If the plant looks like a diminutive pokeweed it's because usually it's assigned to the Pokeweed Family, the Phytolaccaceae, though some put it into the Petiveria Family, the Petiveriaceae, which I've never heard of. In English it's called Pigeonberry, Rouge-Plant, Baby Peppers and other names. It's RIVINA HUMILIS, and the reason it has English names is that it grows in the US Deep South, as well as the West Indies, and Mexico south into South America. It's a delicate-looking plant but clearly a tough one if it can prosper over such a large distribution.

The flowers, only about 1/8th inch long (4 mm), bear looking at. One with its four swoop-backed sepals, four stamens looking like matchsticks with crooked heads, and the ovary with its slender neck, or style, bent to one side before thrusting the pollen-receiving stigma beyond the clustered anthers is shown below.

flower of Pigeonberry, Rouge-Plant, Baby Peppers -- RIVINA HUMILIS

One wonders why the flower feels the need to bend its style. All Pigeonberry flowers do it, and it seems to be a feature of the whole genus.
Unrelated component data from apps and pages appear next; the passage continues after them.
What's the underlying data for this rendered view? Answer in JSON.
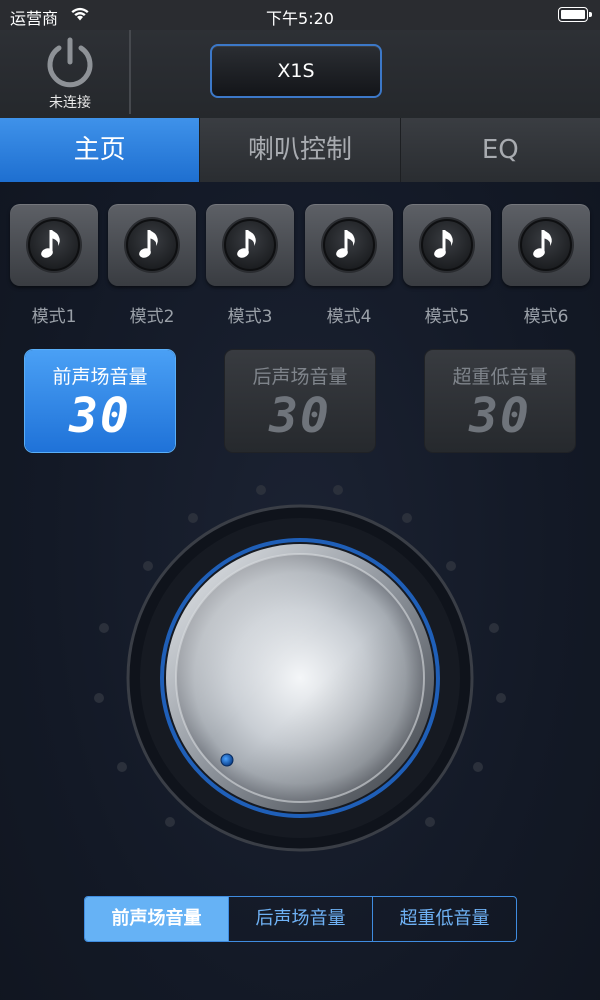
{
  "status_bar": {
    "carrier": "运营商",
    "time": "下午5:20"
  },
  "header": {
    "power_label": "未连接",
    "device_name": "X1S"
  },
  "tabs": [
    {
      "label": "主页",
      "active": true
    },
    {
      "label": "喇叭控制",
      "active": false
    },
    {
      "label": "EQ",
      "active": false
    }
  ],
  "modes": [
    {
      "label": "模式1"
    },
    {
      "label": "模式2"
    },
    {
      "label": "模式3"
    },
    {
      "label": "模式4"
    },
    {
      "label": "模式5"
    },
    {
      "label": "模式6"
    }
  ],
  "volume_cards": [
    {
      "title": "前声场音量",
      "value": "30",
      "active": true
    },
    {
      "title": "后声场音量",
      "value": "30",
      "active": false
    },
    {
      "title": "超重低音量",
      "value": "30",
      "active": false
    }
  ],
  "segments": [
    {
      "label": "前声场音量",
      "active": true
    },
    {
      "label": "后声场音量",
      "active": false
    },
    {
      "label": "超重低音量",
      "active": false
    }
  ],
  "colors": {
    "accent": "#2f84e6",
    "active_segment": "#66b2f5",
    "ring": "#1f5fb8"
  }
}
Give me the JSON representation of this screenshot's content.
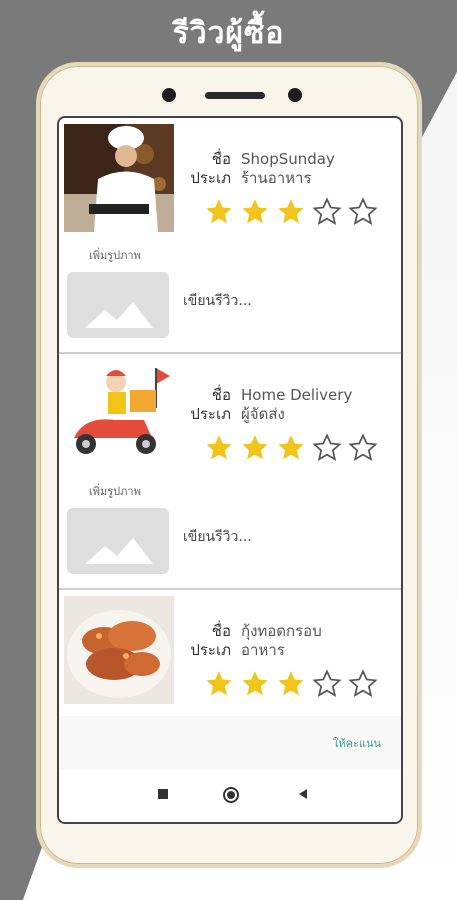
{
  "header": {
    "title": "รีวิวผู้ซื้อ"
  },
  "labels": {
    "name": "ชื่อ",
    "type": "ประเภ",
    "add_photo": "เพิ่มรูปภาพ",
    "write_review": "เขียนรีวิว..."
  },
  "reviews": [
    {
      "name": "ShopSunday",
      "type": "ร้านอาหาร",
      "rating": 3,
      "max_rating": 5,
      "image_icon": "chef-photo"
    },
    {
      "name": "Home Delivery",
      "type": "ผู้จัดส่ง",
      "rating": 3,
      "max_rating": 5,
      "image_icon": "delivery-scooter-illustration"
    },
    {
      "name": "กุ้งทอดกรอบ",
      "type": "อาหาร",
      "rating": 3,
      "max_rating": 5,
      "image_icon": "fried-shrimp-photo"
    }
  ],
  "footer": {
    "submit_label": "ให้คะแนน"
  },
  "colors": {
    "star_filled": "#f0c419",
    "accent": "#3a9d90"
  }
}
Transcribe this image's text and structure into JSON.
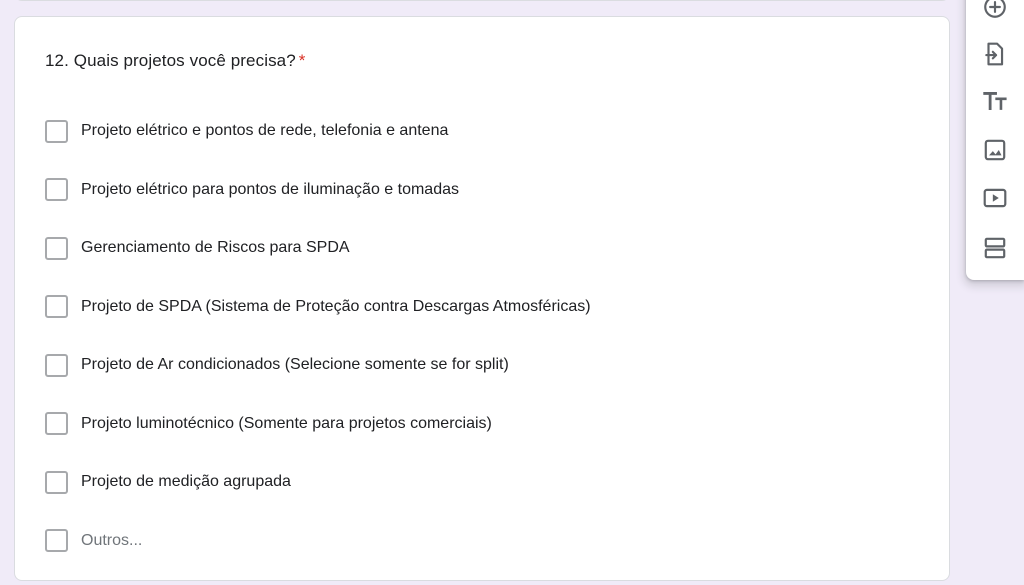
{
  "question": {
    "title": "12. Quais projetos você precisa?",
    "required_mark": "*",
    "options": [
      {
        "label": "Projeto elétrico e pontos de rede, telefonia e antena"
      },
      {
        "label": "Projeto elétrico para pontos de iluminação e tomadas"
      },
      {
        "label": "Gerenciamento de Riscos para SPDA"
      },
      {
        "label": "Projeto de SPDA (Sistema de Proteção contra Descargas Atmosféricas)"
      },
      {
        "label": "Projeto de Ar condicionados (Selecione somente se for split)"
      },
      {
        "label": "Projeto luminotécnico (Somente para projetos comerciais)"
      },
      {
        "label": "Projeto de medição agrupada"
      }
    ],
    "other_option": "Outros..."
  },
  "toolbar": {
    "tools": [
      "add-question-icon",
      "import-questions-icon",
      "add-title-icon",
      "add-image-icon",
      "add-video-icon",
      "add-section-icon"
    ]
  },
  "colors": {
    "background": "#f0ebf8",
    "card": "#ffffff",
    "required": "#d93025",
    "icon": "#5f6368"
  }
}
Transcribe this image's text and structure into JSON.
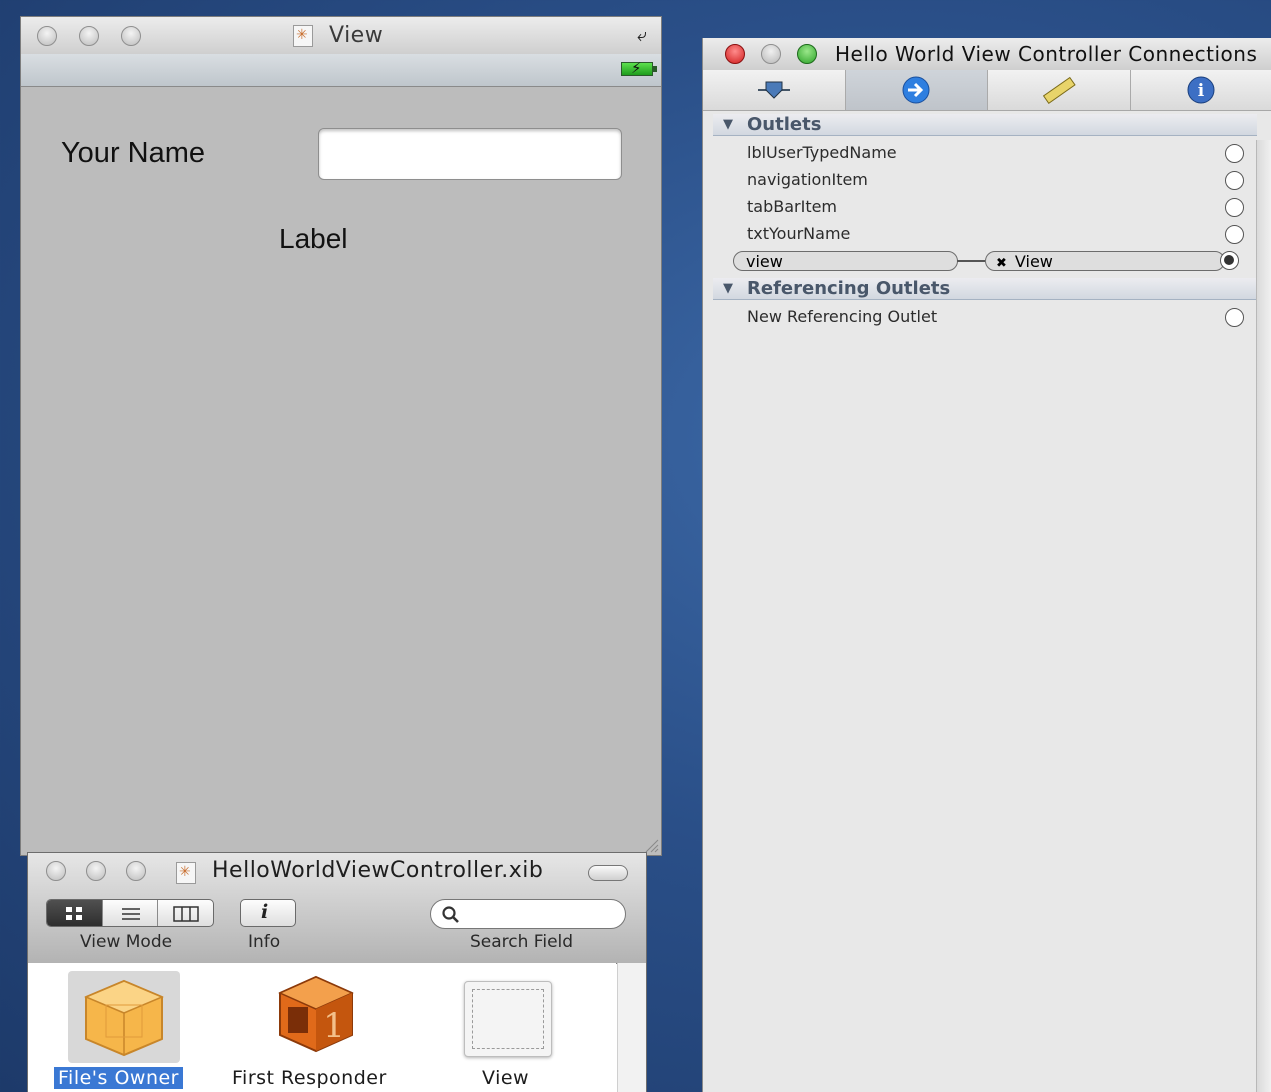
{
  "view_window": {
    "title": "View",
    "name_label": "Your  Name",
    "name_field_value": "",
    "label_text": "Label"
  },
  "connections": {
    "title": "Hello World View Controller Connections",
    "tabs": [
      "attributes-tab",
      "connections-tab",
      "size-tab",
      "identity-tab"
    ],
    "outlets_header": "Outlets",
    "outlets": [
      "lblUserTypedName",
      "navigationItem",
      "tabBarItem",
      "txtYourName"
    ],
    "connected_outlet": {
      "name": "view",
      "target": "View"
    },
    "referencing_header": "Referencing Outlets",
    "referencing": [
      "New Referencing Outlet"
    ]
  },
  "xib_window": {
    "title": "HelloWorldViewController.xib",
    "toolbar": {
      "view_mode_label": "View Mode",
      "info_label": "Info",
      "search_label": "Search Field",
      "search_value": ""
    },
    "objects": [
      {
        "label": "File's Owner",
        "selected": true
      },
      {
        "label": "First Responder",
        "selected": false
      },
      {
        "label": "View",
        "selected": false
      }
    ]
  },
  "colors": {
    "desktop": "#2a4f88",
    "selection": "#3a78d4",
    "first_responder_orange": "#e06a1a"
  }
}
As racemes of Pokeweed flowers soon give way to dark purple fruits, Pigeonberry's flowers soon are replaced by glossy, bright red berries, as shown below:

fruits of Pigeonberry, Rouge-Plant, Baby Peppers -- RIVINA HUMILIS

The berries, though very eye-catching with their gaudy redness as you walk along a trail, are small, only about 1/8th inch across (4 mm). Despite one of the plant's names being Baby Peppers, the fruits aren't spicy-hot at all. They taste slightly unpleasant, a little bitter and oily. Birds eat them but not as readily as you'd expect of a fruit so perfectly sized for bird-nibbling and so visible. You see some racemes holding ripe, red fruits for days with no one eating them. Maybe this is explained by a website referring to Pigeonberry as a toxic plant that causes milk taint if cows eat it.

Also I read that juice from the berries once was used as a dye and ink, and that the fruits contain a pigment known as Rivianin or Rivinianin, which is very similar to betanin, the pigment found in beets.

In tropical and subtropical areas Pigeonberry makes a fine groundcover in places too shaded for other plants. In deep shade it simply grows smaller than where it has plenty of sunlight, but it still produces pretty racemes of white flowers followed by crimson berries of questionable edibility.